WORK ORDER ->
Print all the records below exactly as they stand, but leave out the pictures.

===== WORKING DATA

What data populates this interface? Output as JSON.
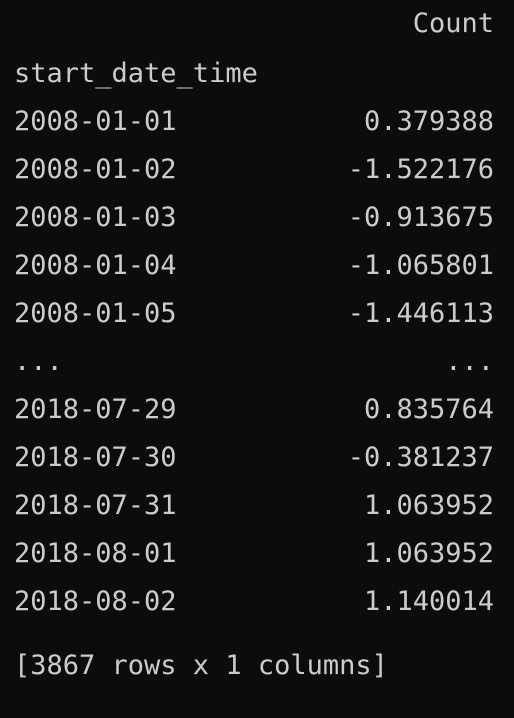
{
  "dataframe": {
    "column_header": "Count",
    "index_name": "start_date_time",
    "rows": [
      {
        "index": "2008-01-01",
        "value": "0.379388"
      },
      {
        "index": "2008-01-02",
        "value": "-1.522176"
      },
      {
        "index": "2008-01-03",
        "value": "-0.913675"
      },
      {
        "index": "2008-01-04",
        "value": "-1.065801"
      },
      {
        "index": "2008-01-05",
        "value": "-1.446113"
      },
      {
        "index": "...",
        "value": "..."
      },
      {
        "index": "2018-07-29",
        "value": "0.835764"
      },
      {
        "index": "2018-07-30",
        "value": "-0.381237"
      },
      {
        "index": "2018-07-31",
        "value": "1.063952"
      },
      {
        "index": "2018-08-01",
        "value": "1.063952"
      },
      {
        "index": "2018-08-02",
        "value": "1.140014"
      }
    ],
    "summary": "[3867 rows x 1 columns]"
  }
}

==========

THE COMPLETED TASK ->
What data populates this interface? Output as JSON.
{
  "dataframe": {
    "column_header": "Count",
    "index_name": "start_date_time",
    "rows": [
      {
        "index": "2008-01-01",
        "value": "0.379388"
      },
      {
        "index": "2008-01-02",
        "value": "-1.522176"
      },
      {
        "index": "2008-01-03",
        "value": "-0.913675"
      },
      {
        "index": "2008-01-04",
        "value": "-1.065801"
      },
      {
        "index": "2008-01-05",
        "value": "-1.446113"
      },
      {
        "index": "...",
        "value": "..."
      },
      {
        "index": "2018-07-29",
        "value": "0.835764"
      },
      {
        "index": "2018-07-30",
        "value": "-0.381237"
      },
      {
        "index": "2018-07-31",
        "value": "1.063952"
      },
      {
        "index": "2018-08-01",
        "value": "1.063952"
      },
      {
        "index": "2018-08-02",
        "value": "1.140014"
      }
    ],
    "summary": "[3867 rows x 1 columns]"
  }
}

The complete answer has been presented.